* TASK TO CARRY OUT:
Every entry below is to be copied word for word, with its pictures removed.

* DATA EXTRACTS:

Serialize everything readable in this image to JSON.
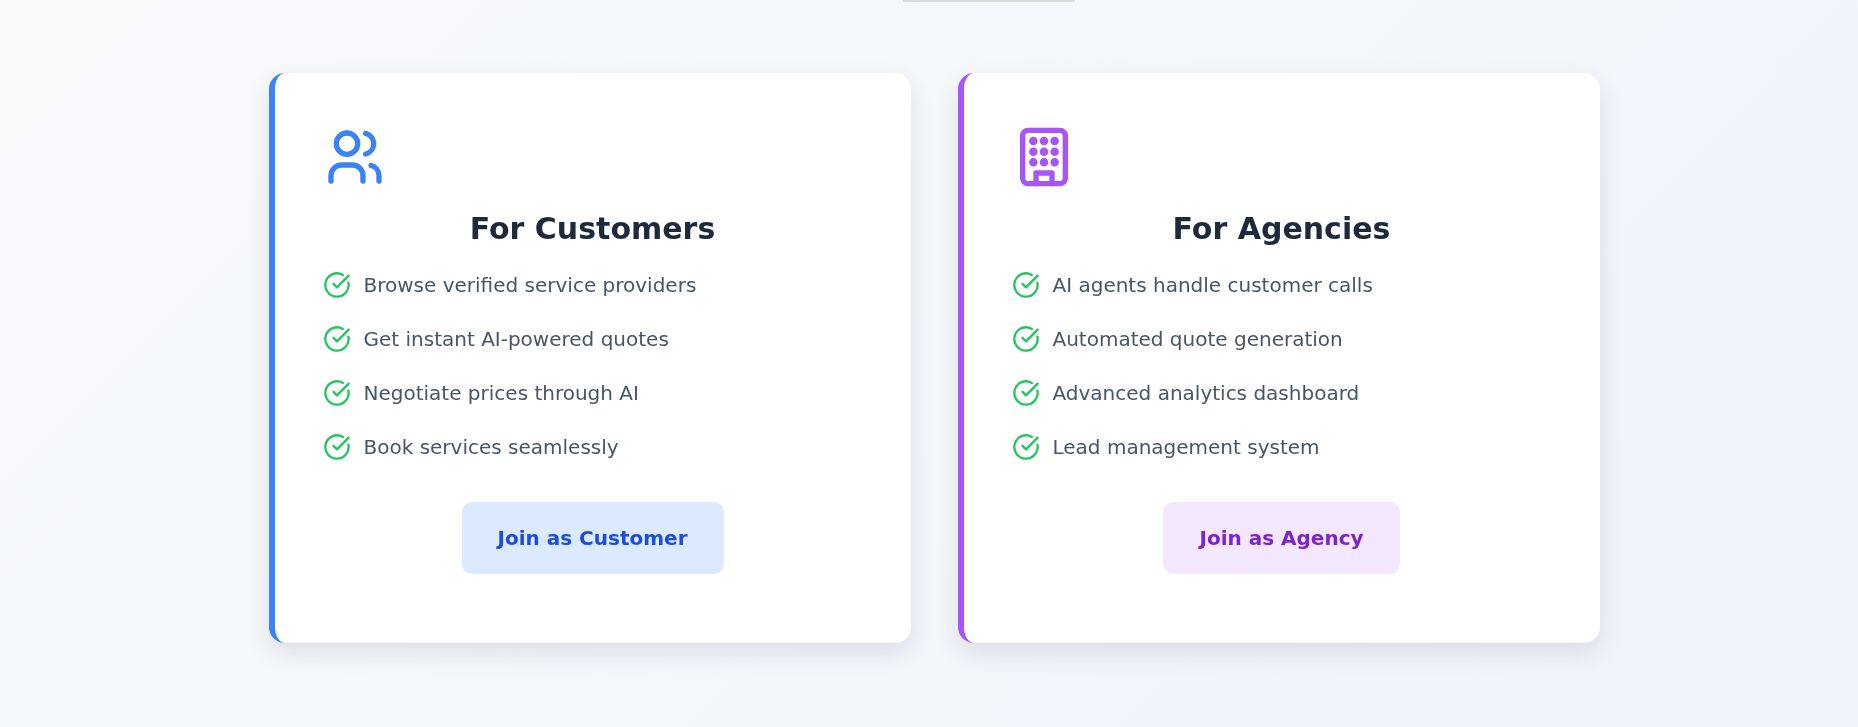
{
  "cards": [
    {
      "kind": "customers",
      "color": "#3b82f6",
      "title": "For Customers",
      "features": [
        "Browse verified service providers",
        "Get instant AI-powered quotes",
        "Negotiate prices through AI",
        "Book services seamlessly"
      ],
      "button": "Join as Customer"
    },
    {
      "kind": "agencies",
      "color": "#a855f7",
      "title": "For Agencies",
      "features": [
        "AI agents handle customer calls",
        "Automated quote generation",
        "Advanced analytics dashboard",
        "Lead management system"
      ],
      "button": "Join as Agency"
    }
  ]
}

* SOLVED EXERCISE:
Serialize everything readable in this image to JSON.
{
  "cards": [
    {
      "kind": "customers",
      "color": "#3b82f6",
      "title": "For Customers",
      "features": [
        "Browse verified service providers",
        "Get instant AI-powered quotes",
        "Negotiate prices through AI",
        "Book services seamlessly"
      ],
      "button": "Join as Customer"
    },
    {
      "kind": "agencies",
      "color": "#a855f7",
      "title": "For Agencies",
      "features": [
        "AI agents handle customer calls",
        "Automated quote generation",
        "Advanced analytics dashboard",
        "Lead management system"
      ],
      "button": "Join as Agency"
    }
  ]
}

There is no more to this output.